“Lost.” Uther answered. “Allow me to show you the light. We have not had contact with the dwarves in weeks, you say. Give me a blade and a horse, I will make contact. Stormwind was our strongest fortress? Give me mortar and bricks, I will build it again. My people are threatened with annihilation, give me a shield, and I will protect every last one of them to my dying breath. I will break the enemies of humanity with my bare hands if I must.

“I have faith, Alonsus. In you, in humans, in elves, in dwarves. In the Light.” Uther lifted his hand, palm facing upward. A powerful golden light filled the room.

“You say we are doomed. I disagree. The knights of Lordaeron have yet to retreat from a single battle. The cavalry of Stromguarde have broken dozens of orc offensives. The orcs destroyed Kul Tiras, so the Tirans live on ships instead. They endure… We, humans and everyone else, will not be defeated, because we have faith, Alonsus.

“’It is this faith, this unbreakable will, that allows us to stand against the darkness when all else has fallen.’ I’m sure you remember who said that.”

“No need to remind me of my own sermons, boy. I am not yet that old.” Alonsus stood once more, steel and fire having returned to his eyes. “Once again I am reminded of why I chose you specifically as my apprentice. Thank you. Apparently I am old enough for despair to grip me now and then.”

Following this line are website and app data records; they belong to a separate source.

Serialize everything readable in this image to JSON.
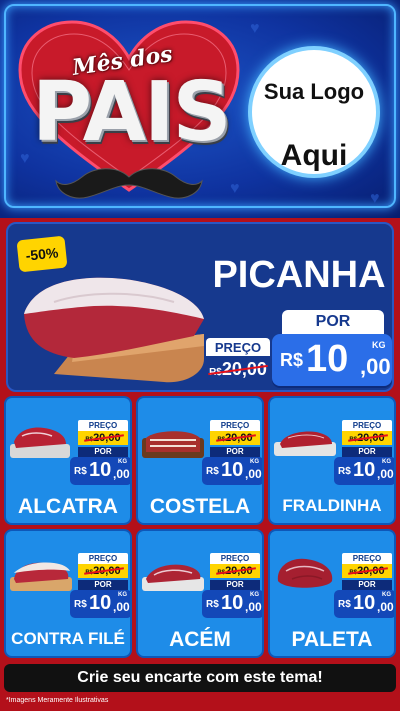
{
  "header": {
    "script_title": "Mês dos",
    "main_title": "PAIS",
    "logo_line1": "Sua Logo",
    "logo_line2": "Aqui"
  },
  "featured": {
    "discount": "-50%",
    "name": "PICANHA",
    "old_label": "PREÇO",
    "old_currency": "R$",
    "old_price": "20,00",
    "por_label": "POR",
    "currency": "R$",
    "price_int": "10",
    "price_dec": ",00",
    "unit": "KG",
    "image_icon": "picanha-meat-image"
  },
  "products": [
    {
      "name": "ALCATRA",
      "old_label": "PREÇO",
      "old_currency": "R$",
      "old_price": "20,00",
      "por_label": "POR",
      "currency": "R$",
      "price_int": "10",
      "price_dec": ",00",
      "unit": "KG"
    },
    {
      "name": "COSTELA",
      "old_label": "PREÇO",
      "old_currency": "R$",
      "old_price": "20,00",
      "por_label": "POR",
      "currency": "R$",
      "price_int": "10",
      "price_dec": ",00",
      "unit": "KG"
    },
    {
      "name": "FRALDINHA",
      "old_label": "PREÇO",
      "old_currency": "R$",
      "old_price": "20,00",
      "por_label": "POR",
      "currency": "R$",
      "price_int": "10",
      "price_dec": ",00",
      "unit": "KG"
    },
    {
      "name": "CONTRA FILÉ",
      "old_label": "PREÇO",
      "old_currency": "R$",
      "old_price": "20,00",
      "por_label": "POR",
      "currency": "R$",
      "price_int": "10",
      "price_dec": ",00",
      "unit": "KG"
    },
    {
      "name": "ACÉM",
      "old_label": "PREÇO",
      "old_currency": "R$",
      "old_price": "20,00",
      "por_label": "POR",
      "currency": "R$",
      "price_int": "10",
      "price_dec": ",00",
      "unit": "KG"
    },
    {
      "name": "PALETA",
      "old_label": "PREÇO",
      "old_currency": "R$",
      "old_price": "20,00",
      "por_label": "POR",
      "currency": "R$",
      "price_int": "10",
      "price_dec": ",00",
      "unit": "KG"
    }
  ],
  "footer": {
    "cta": "Crie seu encarte com este tema!",
    "disclaimer": "*Imagens Meramente Ilustrativas"
  },
  "colors": {
    "background_red": "#b3101a",
    "header_blue": "#0f33a0",
    "card_blue": "#1e8ce8",
    "price_yellow": "#ffd400",
    "strike_red": "#e5101a"
  }
}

Sometimes, when one has lost all reasons to hope, an act as simple as another believing in them is all it takes to rekindle everything. He smiled wryly. He’d written no less than five dissertations on that exact subject.

Alonsus extended his hand, adding his own light to the room. “Uther.”

“Yes, Archbishop?”

“I have an idea.”

This entry was posted in Fantastic Fiction and tagged , . Bookmark the permalink.

8 Responses to Prologue: Inventing the Light Part 1

  1. Markus says:

    Great stuff! I felt like I was a fly in the wall, right in the room with them. I can’t wait to read about the idea.

  2. Cyllaenoi says:

    Was the Tengen Toppa Gurren Lagann reference intended? Id so, awesome! If not, you are even more awesome for coming up with something so close to the epicness of Gurren Lagann. I’m thrilled that you’re back, and writing again!

  3. SpiritusRex says:

    Rip, you nailed this one, man!

    Very good.

  4. Jesta says:

    Nicely done sir. Very enjoyable.

  5. Plyrx says:

    What does “anachronistic” mean?

    • Euripedes says:

      Something that is not in its correct historical or chronological order.
      The prologue will, in essence, be jumping around in time rather than progressing according to the order events happened.

  6. Barryhn says:

    Beautiful stuff, absolutely beautiful. I love these little conversational scenes 🙂

Leave a Reply

Fill in your details below or click an icon to log in: Logo

You are commenting using your account. Log Out /  Change )

Google+ photo

You are commenting using your Google+ account. Log Out /  Change )

Twitter picture

You are commenting using your Twitter account. Log Out /  Change )

Facebook photo

You are commenting using your Facebook account. Log Out /  Change )

Connecting to %s